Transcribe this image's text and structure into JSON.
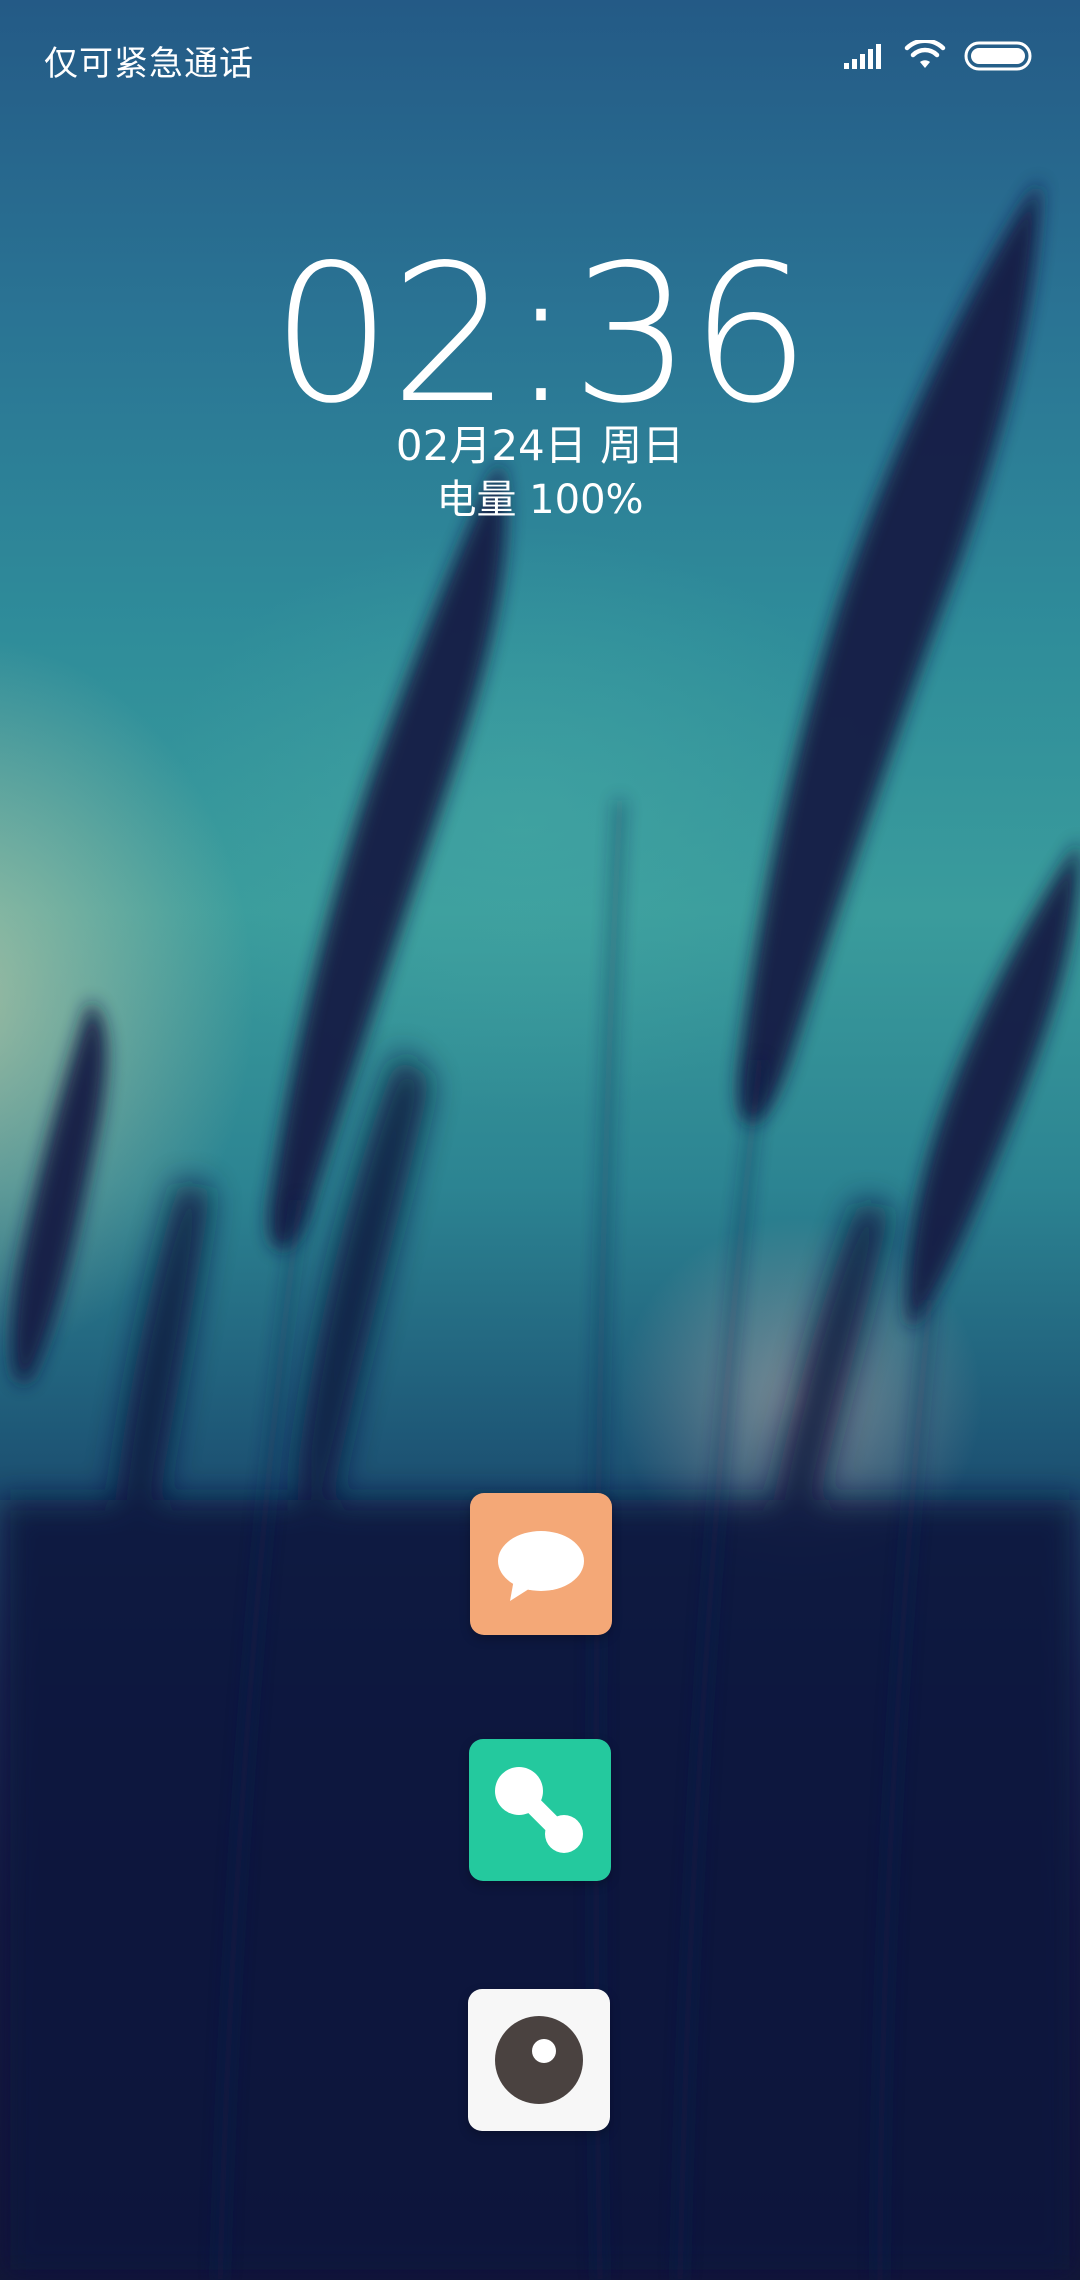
{
  "status_bar": {
    "carrier_text": "仅可紧急通话",
    "icons": [
      "signal-icon",
      "wifi-icon",
      "battery-icon"
    ]
  },
  "lock_screen": {
    "time": "02:36",
    "date": "02月24日 周日",
    "battery": "电量 100%"
  },
  "shortcuts": [
    {
      "name": "messages",
      "icon": "chat-bubble-icon",
      "color": "#f4a877"
    },
    {
      "name": "remote",
      "icon": "dumbbell-link-icon",
      "color": "#24c99e"
    },
    {
      "name": "camera",
      "icon": "camera-lens-icon",
      "color": "#f7f7f7"
    }
  ]
}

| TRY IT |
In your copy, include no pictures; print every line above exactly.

| EXPECTED ANSWER |
Transcribe this image's text and structure into JSON.
{
  "status_bar": {
    "carrier_text": "仅可紧急通话",
    "icons": [
      "signal-icon",
      "wifi-icon",
      "battery-icon"
    ]
  },
  "lock_screen": {
    "time": "02:36",
    "date": "02月24日 周日",
    "battery": "电量 100%"
  },
  "shortcuts": [
    {
      "name": "messages",
      "icon": "chat-bubble-icon",
      "color": "#f4a877"
    },
    {
      "name": "remote",
      "icon": "dumbbell-link-icon",
      "color": "#24c99e"
    },
    {
      "name": "camera",
      "icon": "camera-lens-icon",
      "color": "#f7f7f7"
    }
  ]
}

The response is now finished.